• _What is required_: Your output should be every line below, copied exactly.

Dataset rows describing interfaces:
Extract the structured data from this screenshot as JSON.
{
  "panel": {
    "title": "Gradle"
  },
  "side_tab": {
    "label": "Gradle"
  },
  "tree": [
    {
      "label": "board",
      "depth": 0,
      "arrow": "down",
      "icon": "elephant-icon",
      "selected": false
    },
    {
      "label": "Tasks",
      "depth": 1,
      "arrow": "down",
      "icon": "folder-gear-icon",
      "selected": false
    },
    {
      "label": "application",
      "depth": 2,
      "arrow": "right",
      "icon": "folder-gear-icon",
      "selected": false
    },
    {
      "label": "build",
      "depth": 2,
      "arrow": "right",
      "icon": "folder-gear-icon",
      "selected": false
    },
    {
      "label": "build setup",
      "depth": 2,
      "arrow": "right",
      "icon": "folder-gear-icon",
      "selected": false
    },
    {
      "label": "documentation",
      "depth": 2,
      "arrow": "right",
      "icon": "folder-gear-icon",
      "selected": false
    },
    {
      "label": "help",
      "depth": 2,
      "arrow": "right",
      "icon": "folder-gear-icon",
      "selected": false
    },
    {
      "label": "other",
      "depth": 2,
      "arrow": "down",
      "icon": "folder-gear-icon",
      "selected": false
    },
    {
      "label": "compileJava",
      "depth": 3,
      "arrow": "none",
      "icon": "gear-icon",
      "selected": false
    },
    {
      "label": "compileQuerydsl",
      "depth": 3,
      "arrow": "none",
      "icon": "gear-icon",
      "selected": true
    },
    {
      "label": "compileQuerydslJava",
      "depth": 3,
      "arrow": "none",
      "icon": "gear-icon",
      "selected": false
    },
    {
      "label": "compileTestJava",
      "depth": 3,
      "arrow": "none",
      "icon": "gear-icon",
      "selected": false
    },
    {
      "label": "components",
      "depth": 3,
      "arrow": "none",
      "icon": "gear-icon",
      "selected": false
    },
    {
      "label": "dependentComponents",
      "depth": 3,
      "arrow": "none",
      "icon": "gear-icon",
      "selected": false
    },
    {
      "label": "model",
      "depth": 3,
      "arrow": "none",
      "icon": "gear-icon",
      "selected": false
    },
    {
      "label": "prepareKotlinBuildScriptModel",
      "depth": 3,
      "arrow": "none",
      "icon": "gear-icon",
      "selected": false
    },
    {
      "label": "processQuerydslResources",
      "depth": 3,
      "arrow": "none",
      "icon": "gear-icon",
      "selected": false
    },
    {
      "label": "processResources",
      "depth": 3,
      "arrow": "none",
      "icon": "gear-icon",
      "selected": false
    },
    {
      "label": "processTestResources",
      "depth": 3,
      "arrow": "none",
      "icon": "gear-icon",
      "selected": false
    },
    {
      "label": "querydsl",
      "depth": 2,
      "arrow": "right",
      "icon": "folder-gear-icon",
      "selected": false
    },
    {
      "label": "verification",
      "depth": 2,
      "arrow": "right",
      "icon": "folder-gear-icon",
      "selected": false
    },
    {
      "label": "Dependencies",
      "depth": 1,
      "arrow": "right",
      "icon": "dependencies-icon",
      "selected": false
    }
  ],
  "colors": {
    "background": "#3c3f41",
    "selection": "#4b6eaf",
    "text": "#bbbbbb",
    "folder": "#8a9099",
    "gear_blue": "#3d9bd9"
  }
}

• _Result below_:
Extract the structured data from this screenshot as JSON.
{
  "panel": {
    "title": "Gradle"
  },
  "side_tab": {
    "label": "Gradle"
  },
  "tree": [
    {
      "label": "board",
      "depth": 0,
      "arrow": "down",
      "icon": "elephant-icon",
      "selected": false
    },
    {
      "label": "Tasks",
      "depth": 1,
      "arrow": "down",
      "icon": "folder-gear-icon",
      "selected": false
    },
    {
      "label": "application",
      "depth": 2,
      "arrow": "right",
      "icon": "folder-gear-icon",
      "selected": false
    },
    {
      "label": "build",
      "depth": 2,
      "arrow": "right",
      "icon": "folder-gear-icon",
      "selected": false
    },
    {
      "label": "build setup",
      "depth": 2,
      "arrow": "right",
      "icon": "folder-gear-icon",
      "selected": false
    },
    {
      "label": "documentation",
      "depth": 2,
      "arrow": "right",
      "icon": "folder-gear-icon",
      "selected": false
    },
    {
      "label": "help",
      "depth": 2,
      "arrow": "right",
      "icon": "folder-gear-icon",
      "selected": false
    },
    {
      "label": "other",
      "depth": 2,
      "arrow": "down",
      "icon": "folder-gear-icon",
      "selected": false
    },
    {
      "label": "compileJava",
      "depth": 3,
      "arrow": "none",
      "icon": "gear-icon",
      "selected": false
    },
    {
      "label": "compileQuerydsl",
      "depth": 3,
      "arrow": "none",
      "icon": "gear-icon",
      "selected": true
    },
    {
      "label": "compileQuerydslJava",
      "depth": 3,
      "arrow": "none",
      "icon": "gear-icon",
      "selected": false
    },
    {
      "label": "compileTestJava",
      "depth": 3,
      "arrow": "none",
      "icon": "gear-icon",
      "selected": false
    },
    {
      "label": "components",
      "depth": 3,
      "arrow": "none",
      "icon": "gear-icon",
      "selected": false
    },
    {
      "label": "dependentComponents",
      "depth": 3,
      "arrow": "none",
      "icon": "gear-icon",
      "selected": false
    },
    {
      "label": "model",
      "depth": 3,
      "arrow": "none",
      "icon": "gear-icon",
      "selected": false
    },
    {
      "label": "prepareKotlinBuildScriptModel",
      "depth": 3,
      "arrow": "none",
      "icon": "gear-icon",
      "selected": false
    },
    {
      "label": "processQuerydslResources",
      "depth": 3,
      "arrow": "none",
      "icon": "gear-icon",
      "selected": false
    },
    {
      "label": "processResources",
      "depth": 3,
      "arrow": "none",
      "icon": "gear-icon",
      "selected": false
    },
    {
      "label": "processTestResources",
      "depth": 3,
      "arrow": "none",
      "icon": "gear-icon",
      "selected": false
    },
    {
      "label": "querydsl",
      "depth": 2,
      "arrow": "right",
      "icon": "folder-gear-icon",
      "selected": false
    },
    {
      "label": "verification",
      "depth": 2,
      "arrow": "right",
      "icon": "folder-gear-icon",
      "selected": false
    },
    {
      "label": "Dependencies",
      "depth": 1,
      "arrow": "right",
      "icon": "dependencies-icon",
      "selected": false
    }
  ],
  "colors": {
    "background": "#3c3f41",
    "selection": "#4b6eaf",
    "text": "#bbbbbb",
    "folder": "#8a9099",
    "gear_blue": "#3d9bd9"
  }
}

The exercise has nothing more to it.